■ **Dataset excerpts**:
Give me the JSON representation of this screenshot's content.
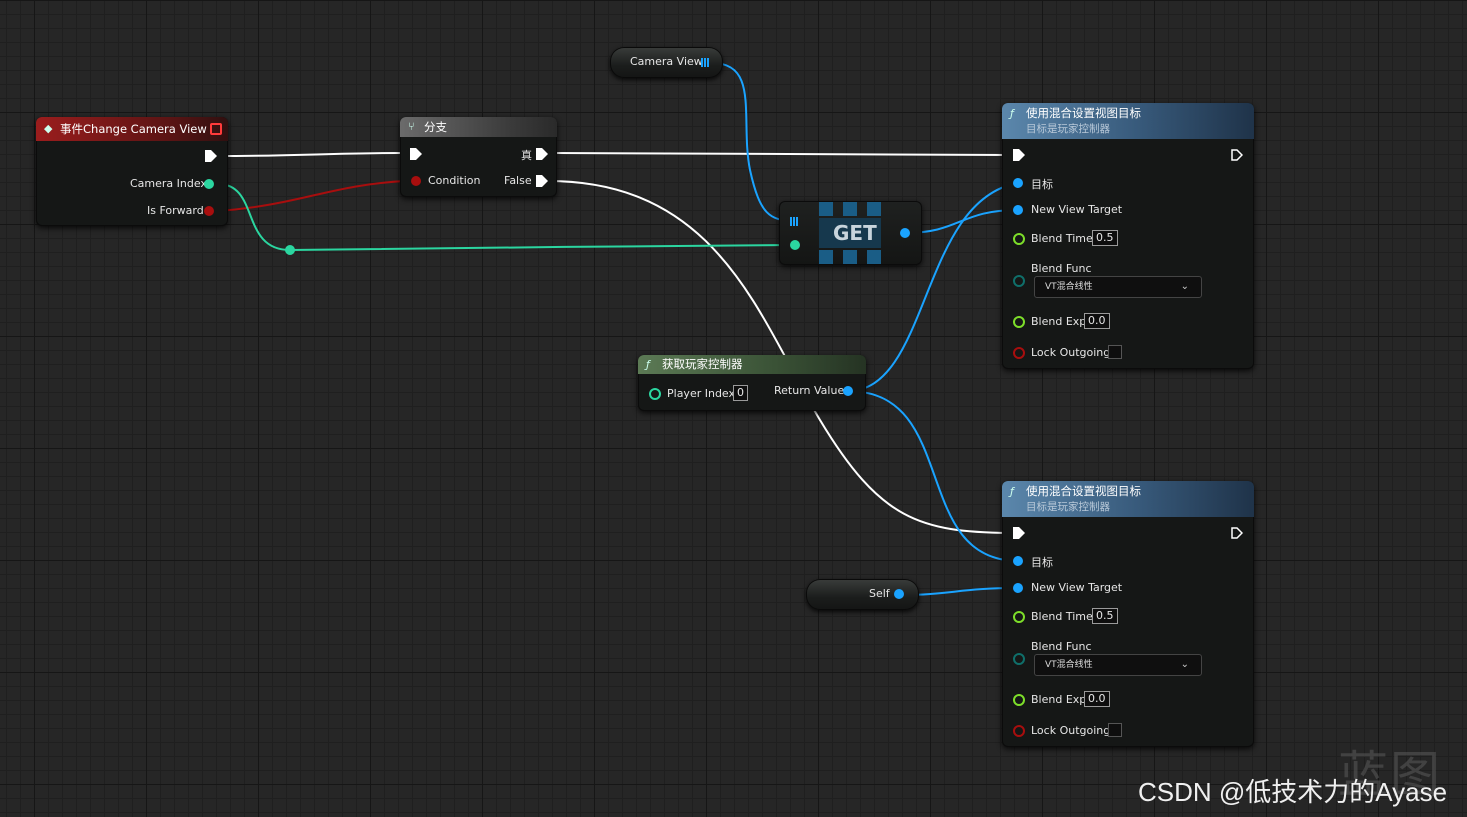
{
  "colors": {
    "exec": "#ffffff",
    "int": "#2bd6a0",
    "bool": "#a80e0e",
    "object": "#1aa3ff",
    "float": "#7dde2a",
    "byte": "#0f6f6a"
  },
  "event_node": {
    "title": "事件Change Camera View",
    "pins": [
      "Camera Index",
      "Is Forward"
    ]
  },
  "branch_node": {
    "title": "分支",
    "condition": "Condition",
    "true_label": "真",
    "false_label": "False"
  },
  "camera_view_var": {
    "label": "Camera View"
  },
  "get_node": {
    "label": "GET"
  },
  "get_player_controller": {
    "title": "获取玩家控制器",
    "player_index_label": "Player Index",
    "player_index_value": "0",
    "return_label": "Return Value"
  },
  "self_node": {
    "label": "Self"
  },
  "blend_nodes": [
    {
      "title": "使用混合设置视图目标",
      "subtitle": "目标是玩家控制器",
      "target": "目标",
      "new_view_target": "New View Target",
      "blend_time_label": "Blend Time",
      "blend_time_value": "0.5",
      "blend_func_label": "Blend Func",
      "blend_func_value": "VT混合线性",
      "blend_exp_label": "Blend Exp",
      "blend_exp_value": "0.0",
      "lock_outgoing_label": "Lock Outgoing"
    },
    {
      "title": "使用混合设置视图目标",
      "subtitle": "目标是玩家控制器",
      "target": "目标",
      "new_view_target": "New View Target",
      "blend_time_label": "Blend Time",
      "blend_time_value": "0.5",
      "blend_func_label": "Blend Func",
      "blend_func_value": "VT混合线性",
      "blend_exp_label": "Blend Exp",
      "blend_exp_value": "0.0",
      "lock_outgoing_label": "Lock Outgoing"
    }
  ],
  "watermark": {
    "text": "CSDN @低技术力的Ayase",
    "logo_text": "蓝图"
  }
}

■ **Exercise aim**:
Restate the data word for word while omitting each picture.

■ **Solution below**:
Give me the JSON representation of this screenshot's content.
{
  "colors": {
    "exec": "#ffffff",
    "int": "#2bd6a0",
    "bool": "#a80e0e",
    "object": "#1aa3ff",
    "float": "#7dde2a",
    "byte": "#0f6f6a"
  },
  "event_node": {
    "title": "事件Change Camera View",
    "pins": [
      "Camera Index",
      "Is Forward"
    ]
  },
  "branch_node": {
    "title": "分支",
    "condition": "Condition",
    "true_label": "真",
    "false_label": "False"
  },
  "camera_view_var": {
    "label": "Camera View"
  },
  "get_node": {
    "label": "GET"
  },
  "get_player_controller": {
    "title": "获取玩家控制器",
    "player_index_label": "Player Index",
    "player_index_value": "0",
    "return_label": "Return Value"
  },
  "self_node": {
    "label": "Self"
  },
  "blend_nodes": [
    {
      "title": "使用混合设置视图目标",
      "subtitle": "目标是玩家控制器",
      "target": "目标",
      "new_view_target": "New View Target",
      "blend_time_label": "Blend Time",
      "blend_time_value": "0.5",
      "blend_func_label": "Blend Func",
      "blend_func_value": "VT混合线性",
      "blend_exp_label": "Blend Exp",
      "blend_exp_value": "0.0",
      "lock_outgoing_label": "Lock Outgoing"
    },
    {
      "title": "使用混合设置视图目标",
      "subtitle": "目标是玩家控制器",
      "target": "目标",
      "new_view_target": "New View Target",
      "blend_time_label": "Blend Time",
      "blend_time_value": "0.5",
      "blend_func_label": "Blend Func",
      "blend_func_value": "VT混合线性",
      "blend_exp_label": "Blend Exp",
      "blend_exp_value": "0.0",
      "lock_outgoing_label": "Lock Outgoing"
    }
  ],
  "watermark": {
    "text": "CSDN @低技术力的Ayase",
    "logo_text": "蓝图"
  }
}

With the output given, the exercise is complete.